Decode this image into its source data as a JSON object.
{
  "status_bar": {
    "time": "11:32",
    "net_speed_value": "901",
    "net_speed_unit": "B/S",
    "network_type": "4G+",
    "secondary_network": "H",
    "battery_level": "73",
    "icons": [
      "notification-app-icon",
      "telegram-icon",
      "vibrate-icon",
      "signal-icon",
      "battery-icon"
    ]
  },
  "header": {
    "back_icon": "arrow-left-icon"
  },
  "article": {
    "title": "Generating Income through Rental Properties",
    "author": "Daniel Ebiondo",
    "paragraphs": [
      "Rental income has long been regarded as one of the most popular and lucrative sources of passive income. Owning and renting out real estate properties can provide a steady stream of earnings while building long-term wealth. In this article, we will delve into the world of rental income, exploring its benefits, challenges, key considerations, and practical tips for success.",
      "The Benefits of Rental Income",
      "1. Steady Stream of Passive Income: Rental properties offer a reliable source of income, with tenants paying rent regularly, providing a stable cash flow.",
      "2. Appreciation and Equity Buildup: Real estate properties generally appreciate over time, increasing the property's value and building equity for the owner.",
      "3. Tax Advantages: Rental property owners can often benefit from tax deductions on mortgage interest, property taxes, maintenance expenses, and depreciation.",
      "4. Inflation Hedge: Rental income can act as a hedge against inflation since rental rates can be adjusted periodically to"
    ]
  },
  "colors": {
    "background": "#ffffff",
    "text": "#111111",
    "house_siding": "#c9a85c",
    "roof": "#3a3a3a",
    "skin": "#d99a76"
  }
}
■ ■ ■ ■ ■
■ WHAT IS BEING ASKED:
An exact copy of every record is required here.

■ EXPECTED ANSWER:
Decode this image into its source data as a JSON object.
{
  "status_bar": {
    "time": "11:32",
    "net_speed_value": "901",
    "net_speed_unit": "B/S",
    "network_type": "4G+",
    "secondary_network": "H",
    "battery_level": "73",
    "icons": [
      "notification-app-icon",
      "telegram-icon",
      "vibrate-icon",
      "signal-icon",
      "battery-icon"
    ]
  },
  "header": {
    "back_icon": "arrow-left-icon"
  },
  "article": {
    "title": "Generating Income through Rental Properties",
    "author": "Daniel Ebiondo",
    "paragraphs": [
      "Rental income has long been regarded as one of the most popular and lucrative sources of passive income. Owning and renting out real estate properties can provide a steady stream of earnings while building long-term wealth. In this article, we will delve into the world of rental income, exploring its benefits, challenges, key considerations, and practical tips for success.",
      "The Benefits of Rental Income",
      "1. Steady Stream of Passive Income: Rental properties offer a reliable source of income, with tenants paying rent regularly, providing a stable cash flow.",
      "2. Appreciation and Equity Buildup: Real estate properties generally appreciate over time, increasing the property's value and building equity for the owner.",
      "3. Tax Advantages: Rental property owners can often benefit from tax deductions on mortgage interest, property taxes, maintenance expenses, and depreciation.",
      "4. Inflation Hedge: Rental income can act as a hedge against inflation since rental rates can be adjusted periodically to"
    ]
  },
  "colors": {
    "background": "#ffffff",
    "text": "#111111",
    "house_siding": "#c9a85c",
    "roof": "#3a3a3a",
    "skin": "#d99a76"
  }
}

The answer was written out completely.